→ TASK DESCRIPTION:
Repeat each entry verbatim.

Stored data:

++++++

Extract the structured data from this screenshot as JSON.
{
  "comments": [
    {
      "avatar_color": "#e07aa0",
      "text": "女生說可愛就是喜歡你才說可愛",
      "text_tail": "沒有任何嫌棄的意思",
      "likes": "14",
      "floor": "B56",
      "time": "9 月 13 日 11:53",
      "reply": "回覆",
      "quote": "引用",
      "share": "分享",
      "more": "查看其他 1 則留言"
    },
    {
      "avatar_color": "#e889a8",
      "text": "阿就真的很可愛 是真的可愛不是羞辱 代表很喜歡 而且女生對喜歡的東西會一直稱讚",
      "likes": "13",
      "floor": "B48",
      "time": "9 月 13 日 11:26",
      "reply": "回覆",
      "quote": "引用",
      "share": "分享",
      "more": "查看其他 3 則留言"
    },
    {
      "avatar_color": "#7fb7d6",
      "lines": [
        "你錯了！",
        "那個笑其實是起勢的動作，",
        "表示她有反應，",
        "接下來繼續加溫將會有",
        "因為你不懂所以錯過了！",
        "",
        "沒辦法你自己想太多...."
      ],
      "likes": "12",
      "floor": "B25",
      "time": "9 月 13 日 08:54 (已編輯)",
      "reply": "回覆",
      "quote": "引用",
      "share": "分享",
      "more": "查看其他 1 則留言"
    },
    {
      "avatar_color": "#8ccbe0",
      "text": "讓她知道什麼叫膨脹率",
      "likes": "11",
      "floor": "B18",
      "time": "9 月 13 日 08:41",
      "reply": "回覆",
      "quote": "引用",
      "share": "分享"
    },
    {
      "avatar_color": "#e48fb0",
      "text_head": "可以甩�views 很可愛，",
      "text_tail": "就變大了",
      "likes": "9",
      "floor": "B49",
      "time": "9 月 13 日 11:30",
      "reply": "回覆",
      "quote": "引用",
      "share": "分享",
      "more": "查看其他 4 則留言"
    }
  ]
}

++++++

→ RESPONSE TO THE TASK:
Extract the structured data from this screenshot as JSON.
{
  "comments": [
    {
      "avatar_color": "#e07aa0",
      "text": "女生說可愛就是喜歡你才說可愛",
      "text_tail": "沒有任何嫌棄的意思",
      "likes": "14",
      "floor": "B56",
      "time": "9 月 13 日 11:53",
      "reply": "回覆",
      "quote": "引用",
      "share": "分享",
      "more": "查看其他 1 則留言"
    },
    {
      "avatar_color": "#e889a8",
      "text": "阿就真的很可愛 是真的可愛不是羞辱 代表很喜歡 而且女生對喜歡的東西會一直稱讚",
      "likes": "13",
      "floor": "B48",
      "time": "9 月 13 日 11:26",
      "reply": "回覆",
      "quote": "引用",
      "share": "分享",
      "more": "查看其他 3 則留言"
    },
    {
      "avatar_color": "#7fb7d6",
      "lines": [
        "你錯了！",
        "那個笑其實是起勢的動作，",
        "表示她有反應，",
        "接下來繼續加溫將會有",
        "因為你不懂所以錯過了！",
        "",
        "沒辦法你自己想太多...."
      ],
      "likes": "12",
      "floor": "B25",
      "time": "9 月 13 日 08:54 (已編輯)",
      "reply": "回覆",
      "quote": "引用",
      "share": "分享",
      "more": "查看其他 1 則留言"
    },
    {
      "avatar_color": "#8ccbe0",
      "text": "讓她知道什麼叫膨脹率",
      "likes": "11",
      "floor": "B18",
      "time": "9 月 13 日 08:41",
      "reply": "回覆",
      "quote": "引用",
      "share": "分享"
    },
    {
      "avatar_color": "#e48fb0",
      "text_head": "可以甩�views 很可愛，",
      "text_tail": "就變大了",
      "likes": "9",
      "floor": "B49",
      "time": "9 月 13 日 11:30",
      "reply": "回覆",
      "quote": "引用",
      "share": "分享",
      "more": "查看其他 4 則留言"
    }
  ]
}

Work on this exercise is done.